    As should be obvious now, the number of scams targeting the PayPal platform are many and diverse. Technical controls are not enough, and awareness of these scams is key to avoiding becoming a victim. The first step for every user should be to educate themselves on these scams and the common social engineering tactics that trick them into handing over sensitive information, such as checking the source of emails, verifying the legitimacy of messages, not carrying out any urgent actions, etc. Following the guidelines which PayPal provides for reporting such emails. 

    Apart from awareness, other vital controls are: 

    • Implementing Multi-Factor Authentication (MFA) on your account. This is not a foolproof method, as cybercriminals have adapted to this method and will try other methods like social engineering to gain access to your two-factor codes. Still, there is no denying the extra layer of security that MFA provides. 
    • Staying within the PayPal platform only for transactions. Ensure you do not leave the platform to carry out any transactions, and beware of any URLs or messages that require you to click on them to go to PayPal. Always type the address yourself on the browser.
    • Make sure you monitor your account for any suspicious activity or transactions that seem out of the ordinary. Immediately inform PayPal support of anything that seems like a scam, as it is better to be proactive!
    • Always be suspicious of offers: Make sure to verify the authenticity of sellers on the platform via reviews and testimonials. Investigate if the seller has an online presence and what other users have said about their business before moving ahead. 
    • Be wary of invoices that you receive that you are not aware of. Refrain from getting alarmed if a person claims that you have made a payment and verify the authenticity of the purchase first. 

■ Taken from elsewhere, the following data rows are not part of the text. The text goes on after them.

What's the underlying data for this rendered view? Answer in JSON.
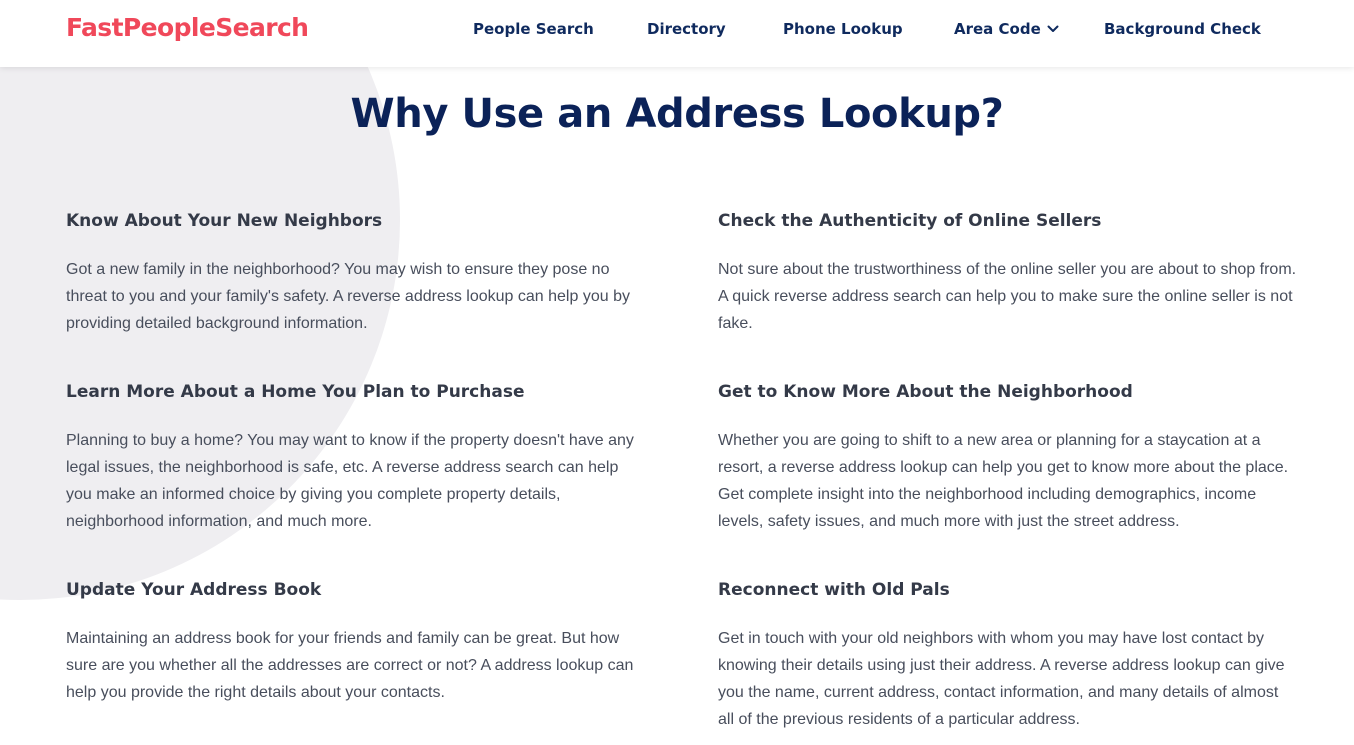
{
  "header": {
    "logo": "FastPeopleSearch",
    "nav": [
      {
        "label": "People Search"
      },
      {
        "label": "Directory"
      },
      {
        "label": "Phone Lookup"
      },
      {
        "label": "Area Code",
        "icon": "chevron-down-icon"
      },
      {
        "label": "Background Check"
      }
    ]
  },
  "main": {
    "title": "Why Use an Address Lookup?",
    "sections": [
      {
        "heading": "Know About Your New Neighbors",
        "text": "Got a new family in the neighborhood? You may wish to ensure they pose no threat to you and your family's safety. A reverse address lookup can help you by providing detailed background information."
      },
      {
        "heading": "Check the Authenticity of Online Sellers",
        "text": "Not sure about the trustworthiness of the online seller you are about to shop from. A quick reverse address search can help you to make sure the online seller is not fake."
      },
      {
        "heading": "Learn More About a Home You Plan to Purchase",
        "text": "Planning to buy a home? You may want to know if the property doesn't have any legal issues, the neighborhood is safe, etc. A reverse address search can help you make an informed choice by giving you complete property details, neighborhood information, and much more."
      },
      {
        "heading": "Get to Know More About the Neighborhood",
        "text": "Whether you are going to shift to a new area or planning for a staycation at a resort, a reverse address lookup can help you get to know more about the place. Get complete insight into the neighborhood including demographics, income levels, safety issues, and much more with just the street address."
      },
      {
        "heading": "Update Your Address Book",
        "text": "Maintaining an address book for your friends and family can be great. But how sure are you whether all the addresses are correct or not? A address lookup can help you provide the right details about your contacts."
      },
      {
        "heading": "Reconnect with Old Pals",
        "text": "Get in touch with your old neighbors with whom you may have lost contact by knowing their details using just their address. A reverse address lookup can give you the name, current address, contact information, and many details of almost all of the previous residents of a particular address."
      }
    ]
  },
  "colors": {
    "brand": "#f0485a",
    "nav": "#0f2a5e",
    "title": "#0b2258",
    "heading": "#343a48",
    "body": "#484e5c",
    "background_circle": "#efeef1"
  }
}
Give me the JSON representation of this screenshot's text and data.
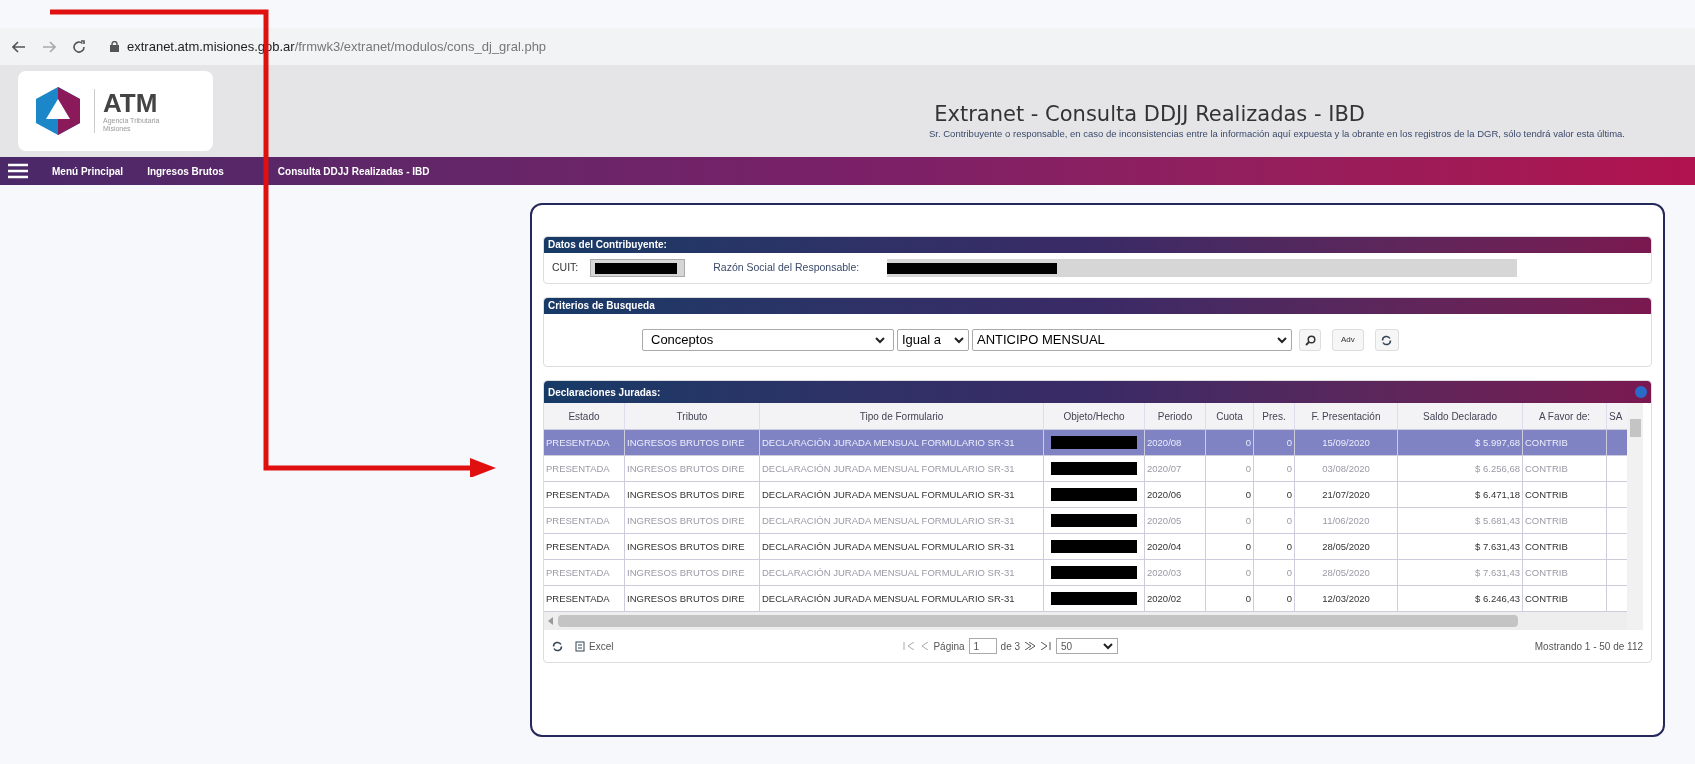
{
  "browser": {
    "url_host": "extranet.atm.misiones.gob.ar",
    "url_path": "/frmwk3/extranet/modulos/cons_dj_gral.php"
  },
  "header": {
    "logo_name": "ATM",
    "logo_subtitle": "Agencia Tributaria Misiones",
    "title": "Extranet - Consulta DDJJ Realizadas - IBD",
    "notice": "Sr. Contribuyente o responsable, en caso de inconsistencias entre la información aquí expuesta y la obrante en los registros de la DGR, sólo tendrá valor esta última."
  },
  "nav": {
    "items": [
      "Menú Principal",
      "Ingresos Brutos",
      "Consulta DDJJ Realizadas - IBD"
    ]
  },
  "taxpayer": {
    "title": "Datos del Contribuyente:",
    "cuit_label": "CUIT:",
    "name_label": "Razón Social del Responsable:"
  },
  "search": {
    "title": "Criterios de Busqueda",
    "field": "Conceptos",
    "operator": "Igual a",
    "value": "ANTICIPO MENSUAL",
    "advanced_button": "Adv"
  },
  "declarations": {
    "title": "Declaraciones Juradas:",
    "columns": [
      {
        "label": "Estado",
        "kind": "text"
      },
      {
        "label": "Tributo",
        "kind": "text"
      },
      {
        "label": "Tipo de Formulario",
        "kind": "text"
      },
      {
        "label": "Objeto/Hecho",
        "kind": "redacted"
      },
      {
        "label": "Periodo",
        "kind": "text"
      },
      {
        "label": "Cuota",
        "kind": "text"
      },
      {
        "label": "Pres.",
        "kind": "text"
      },
      {
        "label": "F. Presentación",
        "kind": "text"
      },
      {
        "label": "Saldo Declarado",
        "kind": "text"
      },
      {
        "label": "A Favor de:",
        "kind": "text"
      },
      {
        "label": "SA",
        "kind": "cut"
      }
    ],
    "rows": [
      {
        "selected": true,
        "faded": false,
        "cells": [
          "PRESENTADA",
          "INGRESOS BRUTOS DIRE",
          "DECLARACIÓN JURADA MENSUAL FORMULARIO SR-31",
          "",
          "2020/08",
          "0",
          "0",
          "15/09/2020",
          "$ 5.997,68",
          "CONTRIB"
        ]
      },
      {
        "selected": false,
        "faded": true,
        "cells": [
          "PRESENTADA",
          "INGRESOS BRUTOS DIRE",
          "DECLARACIÓN JURADA MENSUAL FORMULARIO SR-31",
          "",
          "2020/07",
          "0",
          "0",
          "03/08/2020",
          "$ 6.256,68",
          "CONTRIB"
        ]
      },
      {
        "selected": false,
        "faded": false,
        "cells": [
          "PRESENTADA",
          "INGRESOS BRUTOS DIRE",
          "DECLARACIÓN JURADA MENSUAL FORMULARIO SR-31",
          "",
          "2020/06",
          "0",
          "0",
          "21/07/2020",
          "$ 6.471,18",
          "CONTRIB"
        ]
      },
      {
        "selected": false,
        "faded": true,
        "cells": [
          "PRESENTADA",
          "INGRESOS BRUTOS DIRE",
          "DECLARACIÓN JURADA MENSUAL FORMULARIO SR-31",
          "",
          "2020/05",
          "0",
          "0",
          "11/06/2020",
          "$ 5.681,43",
          "CONTRIB"
        ]
      },
      {
        "selected": false,
        "faded": false,
        "cells": [
          "PRESENTADA",
          "INGRESOS BRUTOS DIRE",
          "DECLARACIÓN JURADA MENSUAL FORMULARIO SR-31",
          "",
          "2020/04",
          "0",
          "0",
          "28/05/2020",
          "$ 7.631,43",
          "CONTRIB"
        ]
      },
      {
        "selected": false,
        "faded": true,
        "cells": [
          "PRESENTADA",
          "INGRESOS BRUTOS DIRE",
          "DECLARACIÓN JURADA MENSUAL FORMULARIO SR-31",
          "",
          "2020/03",
          "0",
          "0",
          "28/05/2020",
          "$ 7.631,43",
          "CONTRIB"
        ]
      },
      {
        "selected": false,
        "faded": false,
        "cells": [
          "PRESENTADA",
          "INGRESOS BRUTOS DIRE",
          "DECLARACIÓN JURADA MENSUAL FORMULARIO SR-31",
          "",
          "2020/02",
          "0",
          "0",
          "12/03/2020",
          "$ 6.246,43",
          "CONTRIB"
        ]
      }
    ]
  },
  "footer": {
    "excel_label": "Excel",
    "page_label": "Página",
    "page_value": "1",
    "page_of": "de 3",
    "page_size": "50",
    "summary": "Mostrando 1 - 50 de 112"
  }
}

    Scams targeting PayPal and other popular platforms are not going away anytime soon and will only become more sophisticated. Users must educate themselves on these scams and the best practices to reduce the risks of falling victim to them and enjoy the benefits of online transactions. 


    What are some common PayPal scams?

    Common PayPal scams

    Common PayPal scams include phishing emails, overpayment scams, shipping address scams, and fake charity scams. Scammers often use deceptive tactics to access your account or trick you into sending them money.

    How can I verify if an email is genuinely from PayPal?

    PayPal email scam

    Always check the sender’s email address to ensure it comes from an official PayPal domain (e.g., Be cautious of any emails that demand immediate action or request sensitive information. If you need clarification on the legitimacy of an email, contact PayPal directly through their official channels to verify its authenticity.

    What steps can I take to protect myself from PayPal scams?

    PayPal scam protection

    To protect yourself from PayPal scams, verify email communications, use PayPal’s official platform, monitor your account regularly, enable two-step verification, and be wary of unsolicited offers. Conduct thorough research and maintain a proactive approach to online security.

    What is two-step verification (2SV), and why is it important?

    Two-step verification

    Two-step verification (2SV) is an additional layer of security that requires you to enter a unique code, usually sent to your mobile device, along with your password during the login process. Implementing 2SV makes it more difficult for scammers to access your account, even if they have your login credentials.

    Latest articles


    More articles

    MFA at risk – How new attacks are targeting the second layer of authentication 

    Multi-factor Authentication (MFA) has remained one of the most consistent security best practices for...

    The ChatGPT Breach and What It Means for Companies 

    ChatGPT, the popular AI-driven chat tool, is now the most popular app of all...

    Prompt Injections – A New Threat to Large Language Models

    Large Language Models (LLMs) have increased in popularity since late 2022 when ChatGPT appeared...